Don’t run the water or flush the toilet! If you don’t add water to your drain system, you can’t make the problem worse (that is, if the clog is in your line and not the city’s main; see below). As an added precaution, you can shut off the main water supply to the house so that no one runs the water by accident. Tell everyone in the house not to use water, then call a plumber or drain specialist to have the drain cleared. These professionals have special equipment, including motorized augers, to quickly and effectively remove large clogs in the main sewer drains.
The Most Common Methods to unblock a Toilet
If the toilet bowl is not overflowing, you can use a drain-opening chemical to soften or break down the materials that are causing the blockage. Pour the chemical into the toilet bowl and leave it for about 15 minutes. This should loosen up the blockage. The water level should go down at this point which indicates that the blockage is moving and the toilet may eventually drain on its own. When the water level is low, flush it once to finally clear out the blockage.
Use the Toilet Plunger
The plunger you use must have a fold out rubber cup that is definitely designed for the opening of a toilet trap.
Thrust the plunger into the opening then pull it back without the cup leaving the opening. Use an even force when thrusting and pulling back the plunger to have a solid close on the opening. Repeat it several times until you see the water go down to a low level.
Finally, flush the bowl once. If the water is still slow in going down, repeat the plunging process again.
If the problem still persists, do the next option which is the toilet auger and it is shaped like the letter “J” with a cable and a handle. Fully expose the tip of the cable by pulling the handle all the way out.
Introduce the tip of the auger into the opening of the toilet trap. Gradually drive the handle forward through the opening and turn the auger at the same time.
When all you can see is just the handle pull out the whole length and repeat the process at least 3 times to ensure the blockage has been removed.
How to Unclog Your Toilet with a Plunger
Get your clogged toilet back up and running again the good old-fashioned way—with a plunger and some serious elbow grease. Here’s how to restore your toilet to working order in just six easy steps:
- If the toilet bowl is already filled to the brim, manually remove enough water to use the plunger without splashing or overflowing in the plunging process. We recommend using a small bowl or bucket to gently scoop out excess water to give your plunging process some space.
- Gently place the plunger in the toilet bowl, lowering it gradually and letting air from inside the plunger bubble out.
- Form a snug seal around the opening at the bottom of the toilet bowl. You’re now in position to push the clog out of the pipe.
- Begin to plunge firmly into the toilet with a straight, up-and-down motion.
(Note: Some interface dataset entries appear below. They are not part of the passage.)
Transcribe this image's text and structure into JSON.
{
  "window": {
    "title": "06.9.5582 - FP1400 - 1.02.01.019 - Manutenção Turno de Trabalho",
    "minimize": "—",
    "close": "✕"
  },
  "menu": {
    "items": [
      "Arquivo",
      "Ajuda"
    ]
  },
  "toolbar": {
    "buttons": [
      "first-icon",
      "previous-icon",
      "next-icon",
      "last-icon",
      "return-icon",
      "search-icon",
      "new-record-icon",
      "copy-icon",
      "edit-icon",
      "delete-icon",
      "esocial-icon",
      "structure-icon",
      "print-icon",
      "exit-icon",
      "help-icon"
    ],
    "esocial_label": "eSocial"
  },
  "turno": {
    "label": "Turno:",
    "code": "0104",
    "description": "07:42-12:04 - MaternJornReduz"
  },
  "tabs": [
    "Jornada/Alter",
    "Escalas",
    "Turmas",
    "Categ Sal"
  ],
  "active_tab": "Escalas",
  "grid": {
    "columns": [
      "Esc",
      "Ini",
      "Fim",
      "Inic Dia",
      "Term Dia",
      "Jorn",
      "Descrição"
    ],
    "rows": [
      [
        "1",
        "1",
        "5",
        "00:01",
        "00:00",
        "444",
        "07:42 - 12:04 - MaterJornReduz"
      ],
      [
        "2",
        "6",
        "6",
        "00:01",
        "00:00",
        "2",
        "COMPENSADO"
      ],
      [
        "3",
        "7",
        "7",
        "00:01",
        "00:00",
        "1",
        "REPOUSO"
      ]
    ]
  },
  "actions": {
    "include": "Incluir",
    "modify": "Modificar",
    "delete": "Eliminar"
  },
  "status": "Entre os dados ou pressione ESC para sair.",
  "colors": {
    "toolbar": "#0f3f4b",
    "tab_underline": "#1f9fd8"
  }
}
The plunger should force the existing water into the trapway of the toilet and into the pipes and push the blockage out. If the toilet is successfully plunged, you should see the water level in the toilet bowl diminish.
- Fill a large container with a gallon of water, and carefully pour it into the toilet bowl. The water level of the toilet bowl should go down, indicating that the blockage has been removed.
- If the water level does not drop, continue plunging and pouring water until the clog is dislodged.